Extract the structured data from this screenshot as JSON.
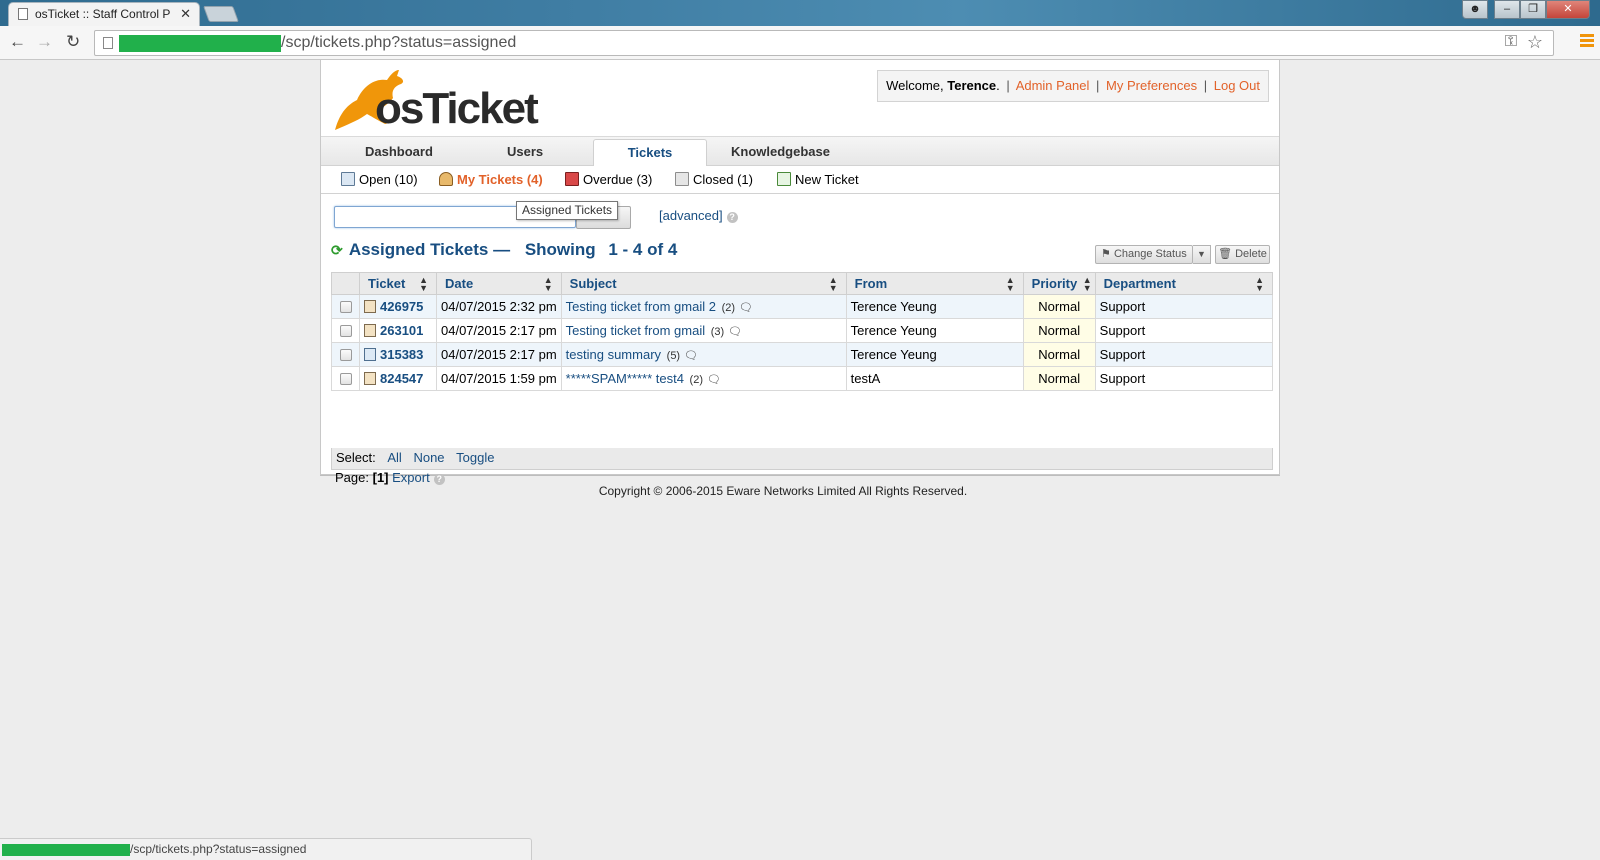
{
  "browser": {
    "tab_title": "osTicket :: Staff Control P",
    "tab_close": "✕",
    "url_path": "/scp/tickets.php?status=assigned",
    "status_url": "/scp/tickets.php?status=assigned"
  },
  "header": {
    "logo_text": "osTicket",
    "welcome_prefix": "Welcome, ",
    "user_name": "Terence",
    "welcome_suffix": ".",
    "links": [
      "Admin Panel",
      "My Preferences",
      "Log Out"
    ]
  },
  "main_nav": [
    "Dashboard",
    "Users",
    "Tickets",
    "Knowledgebase"
  ],
  "sub_nav": [
    {
      "label": "Open (10)"
    },
    {
      "label": "My Tickets (4)"
    },
    {
      "label": "Overdue (3)"
    },
    {
      "label": "Closed (1)"
    },
    {
      "label": "New Ticket"
    }
  ],
  "search": {
    "value": "",
    "tooltip": "Assigned Tickets",
    "advanced_label": "[advanced]"
  },
  "list": {
    "title": "Assigned Tickets —",
    "showing_label": "Showing",
    "range": "1 - 4 of 4",
    "change_status_label": "Change Status",
    "delete_label": "Delete"
  },
  "table": {
    "headers": [
      "Ticket",
      "Date",
      "Subject",
      "From",
      "Priority",
      "Department"
    ],
    "rows": [
      {
        "ticket": "426975",
        "date": "04/07/2015 2:32 pm",
        "subject": "Testing ticket from gmail 2",
        "count": "(2)",
        "from": "Terence Yeung",
        "priority": "Normal",
        "department": "Support"
      },
      {
        "ticket": "263101",
        "date": "04/07/2015 2:17 pm",
        "subject": "Testing ticket from gmail",
        "count": "(3)",
        "from": "Terence Yeung",
        "priority": "Normal",
        "department": "Support"
      },
      {
        "ticket": "315383",
        "date": "04/07/2015 2:17 pm",
        "subject": "testing summary",
        "count": "(5)",
        "from": "Terence Yeung",
        "priority": "Normal",
        "department": "Support"
      },
      {
        "ticket": "824547",
        "date": "04/07/2015 1:59 pm",
        "subject": "*****SPAM***** test4",
        "count": "(2)",
        "from": "testA",
        "priority": "Normal",
        "department": "Support"
      }
    ]
  },
  "select_row": {
    "label": "Select:",
    "options": [
      "All",
      "None",
      "Toggle"
    ]
  },
  "pager": {
    "label": "Page:",
    "current": "[1]",
    "export_label": "Export"
  },
  "footer": {
    "copyright": "Copyright © 2006-2015 Eware Networks Limited All Rights Reserved."
  },
  "colors": {
    "link_blue": "#184e81",
    "accent_orange": "#e2622a",
    "redaction_green": "#21b04b"
  }
}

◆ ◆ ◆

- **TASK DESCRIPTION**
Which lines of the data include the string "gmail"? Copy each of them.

- **RESPONSE BELOW**
        "subject": "Testing ticket from gmail 2",
        "subject": "Testing ticket from gmail",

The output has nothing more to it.